Paul Maloney of WPZine.com has a pretty good question: Is there a point anymore to using the WordPress ping lists? Paul’s experience mirrors my own in that I’ve not been able to calculate a decrease or increase in site traffic thanks to using sites such as Ping-O-Matic. At one point, I removed all of the sites I used to Ping because I was told that if you ping a website too much, it would ban the domain. At the time, I was also told that each time you update a post after it’s been published, a new ping is sent to the ping list.
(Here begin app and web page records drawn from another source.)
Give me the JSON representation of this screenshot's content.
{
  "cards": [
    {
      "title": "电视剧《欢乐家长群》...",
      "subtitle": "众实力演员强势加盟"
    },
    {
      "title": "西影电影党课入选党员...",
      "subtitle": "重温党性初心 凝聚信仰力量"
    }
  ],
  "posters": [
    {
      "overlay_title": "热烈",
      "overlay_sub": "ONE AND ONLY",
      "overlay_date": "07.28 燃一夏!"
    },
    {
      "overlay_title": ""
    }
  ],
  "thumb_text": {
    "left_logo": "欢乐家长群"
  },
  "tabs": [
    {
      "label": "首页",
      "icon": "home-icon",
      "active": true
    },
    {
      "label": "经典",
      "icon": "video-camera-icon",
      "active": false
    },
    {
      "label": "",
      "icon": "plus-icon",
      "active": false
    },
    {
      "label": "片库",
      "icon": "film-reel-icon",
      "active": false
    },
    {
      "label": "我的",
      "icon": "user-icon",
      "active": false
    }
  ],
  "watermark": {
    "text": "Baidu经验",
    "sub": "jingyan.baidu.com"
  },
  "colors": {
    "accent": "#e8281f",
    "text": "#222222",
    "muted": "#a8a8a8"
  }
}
Without knowing it, I could have been sending way too many pings than what was needed but after I removed the ping list, I didn’t notice any decline in traffic.
There was a time when pinging specific websites after new content had been published would allow that content to be indexed faster instead of going by a web crawling schedule, the ping would notify the crawler to come early and index the new content. Search engines like Google are so fast at indexing new content on the web, I think the benefits of pinging have gone out the window.
While the benefits of pinging are negligible, I happened to take a look at the Ping-O-Matic stats page (it hasn’t worked in months) and was surprised to see a graph showing the number of pings sent. So far for the month of December, the site has sent over 167 million pings. Since by default, the Ping-O-Matic list is used on new installs of WordPress, WordPress.com generated blogs and is able to be used by non WordPress using websites, the number is not that surprising. So while there are still a number of sites sending out Pings, I highly doubt it’s because of any benefits the site owner would receive for doing so. It doesn’t hurt to leave the ping list in tact which is what I recommend doing until all ping servers bite the dust.